Crop Biotech Update

Engineering the Photosynthetic Pathway for More Efficient Rice Plants

January 16, 2009

The International Rice Research Institute (IRRI), along with a global consortium of researchers, has undertaken the mammoth task of re-engineering the photosynthetic pathway in rice. The research could lead to the development of rice varieties that can produce 50 percent more grain using less fertilizer and less water. For this project, the Institute has received a grant of US$11 million from the Bill & Melinda Gates Foundation. “This is a long-term, complex project that will take a decade or more to complete,” explained John Sheehy, IRRI scientist and project leader. “The result of this strategic research has the potential to benefit billions of poor people.”

Plants make their own food by capturing carbon dioxide and converting it to carbohydrates, a process called photosynthesis. Some plants manufacture  food more efficiently than others. Normally, these carbon-efficient plant species possess the advanced C4 carbon fixation pathway. The C4 mechanism overcomes the tendency of RuBisCo, the key enzyme in photosynthesis, to waste energy. The pathway allows plants to survive under conditions of drought and high temperatures and carbon dioxide and nitrogen limitation.
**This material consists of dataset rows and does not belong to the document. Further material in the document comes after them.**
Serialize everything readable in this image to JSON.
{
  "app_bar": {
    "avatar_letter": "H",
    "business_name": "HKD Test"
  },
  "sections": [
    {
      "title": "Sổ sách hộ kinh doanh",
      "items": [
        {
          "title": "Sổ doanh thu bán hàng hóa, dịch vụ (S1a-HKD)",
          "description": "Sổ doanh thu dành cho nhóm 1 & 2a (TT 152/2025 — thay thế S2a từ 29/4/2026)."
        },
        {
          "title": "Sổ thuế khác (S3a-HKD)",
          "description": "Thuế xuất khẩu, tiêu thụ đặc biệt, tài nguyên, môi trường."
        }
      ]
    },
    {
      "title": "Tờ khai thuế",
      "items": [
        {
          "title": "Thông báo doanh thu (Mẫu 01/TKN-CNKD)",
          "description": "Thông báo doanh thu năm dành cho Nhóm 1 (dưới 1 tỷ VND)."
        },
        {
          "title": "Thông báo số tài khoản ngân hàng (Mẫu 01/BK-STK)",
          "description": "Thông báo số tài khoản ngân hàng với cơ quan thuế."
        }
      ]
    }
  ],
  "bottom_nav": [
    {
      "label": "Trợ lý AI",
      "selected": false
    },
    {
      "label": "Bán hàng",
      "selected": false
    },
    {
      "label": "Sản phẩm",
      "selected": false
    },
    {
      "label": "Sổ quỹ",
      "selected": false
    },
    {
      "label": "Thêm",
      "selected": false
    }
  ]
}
Sheehy and colleagues aims to convert the photosynthesis of rice from the less-efficient C3 form to the C4 form.

The media release is available at http://beta.irri.org/news/index.php/Press-Releases/2009/New-higher-yielding-rice-plant-could-ease-threat-of-hunger-for-poor.html